Now that the wheels/axles are installed, but before they are permanently affixed, test and adjust the alignment of the car. To accomplish this, you may need to remove and reinstall the axles. If so, then repeat the process described in the previous step. If you are unsure as to how to align the car, there will be an article on alignment in a future newsletter, or you can find two documented procedures in our "Speed to the Finish" booklet.
SECURING THE AXLES
Finally, the axles must be secured in place. The method is different for axles slots versus axle holes.
-- Axle Slots --
Axles can be affixed in axle slots with some white (Elmer's) glue. Other glues can also be used, but I prefer white glue because:
- It is not permanent (like epoxy), so if necessary, the axles can be removed by grasping the axle head with a pair of pliers, slightly rotating the axle (which breaks the glue bond), and then pulling the axles out; and
- It is not runny (like superglue), so it won't sneak into the wheel bore and lock up the wheel.
To glue the axles, lay the car on soft rag with the bottom facing upwards. Place a dab of white glue in the slot area between the axle tips. Spread the glue over the top of the axles, but keep it away from the wheels. Remove excess glue with a rag, and then don't move the car until the glue is dry.
-- Axle Holes --
If axles are quite tight in the axle holes, then it is not necessary to glue them in place. But if your axles are not tight, or if you choose to glue the axles anyway, here is the procedure:
1. Remove an axle,
2. Put a small drop of white glue on a toothpick,
3. Insert the toothpick into an axle hole and swish it around,
4. Remove the toothpick, wipe off any glue on the side of the car, and
5. Reinstall the axle.
Again, I prefer white glue for the same reasons listed above.
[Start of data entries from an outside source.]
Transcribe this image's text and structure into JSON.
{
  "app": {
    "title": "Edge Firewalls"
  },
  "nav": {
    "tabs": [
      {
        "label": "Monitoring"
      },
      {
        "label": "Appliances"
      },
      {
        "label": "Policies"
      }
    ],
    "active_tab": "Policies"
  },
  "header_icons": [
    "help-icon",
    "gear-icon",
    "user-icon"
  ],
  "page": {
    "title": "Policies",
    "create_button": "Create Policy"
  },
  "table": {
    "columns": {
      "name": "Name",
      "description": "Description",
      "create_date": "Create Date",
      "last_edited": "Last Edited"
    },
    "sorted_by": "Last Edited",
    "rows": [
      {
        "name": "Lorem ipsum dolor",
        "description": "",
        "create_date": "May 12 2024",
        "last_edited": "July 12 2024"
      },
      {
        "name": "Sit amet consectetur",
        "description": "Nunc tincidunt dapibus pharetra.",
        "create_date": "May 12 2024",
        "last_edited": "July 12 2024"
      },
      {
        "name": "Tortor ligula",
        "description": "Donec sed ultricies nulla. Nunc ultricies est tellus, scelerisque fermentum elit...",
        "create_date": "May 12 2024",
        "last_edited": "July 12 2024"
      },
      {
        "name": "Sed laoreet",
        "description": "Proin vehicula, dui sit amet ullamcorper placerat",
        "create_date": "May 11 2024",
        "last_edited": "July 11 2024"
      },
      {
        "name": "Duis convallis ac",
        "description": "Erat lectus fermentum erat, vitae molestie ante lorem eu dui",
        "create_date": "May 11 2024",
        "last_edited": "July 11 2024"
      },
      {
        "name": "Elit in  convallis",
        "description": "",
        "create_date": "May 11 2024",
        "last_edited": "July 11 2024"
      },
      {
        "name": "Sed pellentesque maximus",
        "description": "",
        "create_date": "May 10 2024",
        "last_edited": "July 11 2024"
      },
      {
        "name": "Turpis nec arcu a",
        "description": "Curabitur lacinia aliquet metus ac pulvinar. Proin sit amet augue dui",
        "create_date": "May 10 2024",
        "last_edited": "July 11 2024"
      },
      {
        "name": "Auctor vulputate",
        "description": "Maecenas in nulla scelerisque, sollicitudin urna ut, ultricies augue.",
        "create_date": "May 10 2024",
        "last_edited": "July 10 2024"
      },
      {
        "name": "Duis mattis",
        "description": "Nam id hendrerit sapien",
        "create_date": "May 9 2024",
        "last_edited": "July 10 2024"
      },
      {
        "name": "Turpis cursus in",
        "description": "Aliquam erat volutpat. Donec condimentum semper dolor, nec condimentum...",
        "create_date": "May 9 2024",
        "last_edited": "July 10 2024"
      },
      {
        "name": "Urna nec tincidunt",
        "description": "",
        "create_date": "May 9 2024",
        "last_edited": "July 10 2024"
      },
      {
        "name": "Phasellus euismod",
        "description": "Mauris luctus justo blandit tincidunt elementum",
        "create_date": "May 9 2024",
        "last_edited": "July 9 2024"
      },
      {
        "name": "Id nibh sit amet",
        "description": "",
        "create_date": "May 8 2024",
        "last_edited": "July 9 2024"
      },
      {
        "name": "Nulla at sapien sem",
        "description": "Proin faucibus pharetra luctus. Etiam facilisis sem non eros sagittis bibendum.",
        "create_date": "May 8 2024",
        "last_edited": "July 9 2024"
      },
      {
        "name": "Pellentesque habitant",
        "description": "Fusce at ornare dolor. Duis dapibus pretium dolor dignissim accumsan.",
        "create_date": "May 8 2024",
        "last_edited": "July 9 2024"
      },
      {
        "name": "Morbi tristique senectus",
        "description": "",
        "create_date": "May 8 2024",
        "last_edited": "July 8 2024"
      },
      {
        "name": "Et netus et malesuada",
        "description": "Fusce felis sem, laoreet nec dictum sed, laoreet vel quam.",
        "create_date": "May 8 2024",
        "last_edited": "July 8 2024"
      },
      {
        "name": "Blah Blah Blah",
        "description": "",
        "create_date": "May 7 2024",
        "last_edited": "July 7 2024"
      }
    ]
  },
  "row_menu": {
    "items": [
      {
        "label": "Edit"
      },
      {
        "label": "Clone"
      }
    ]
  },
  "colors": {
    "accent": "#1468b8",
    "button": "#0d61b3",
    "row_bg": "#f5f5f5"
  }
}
Proper axle installation is extremely important to reach maximum velocity. I hope that you find the information in this article to be helpful, and that you have a successful race this year.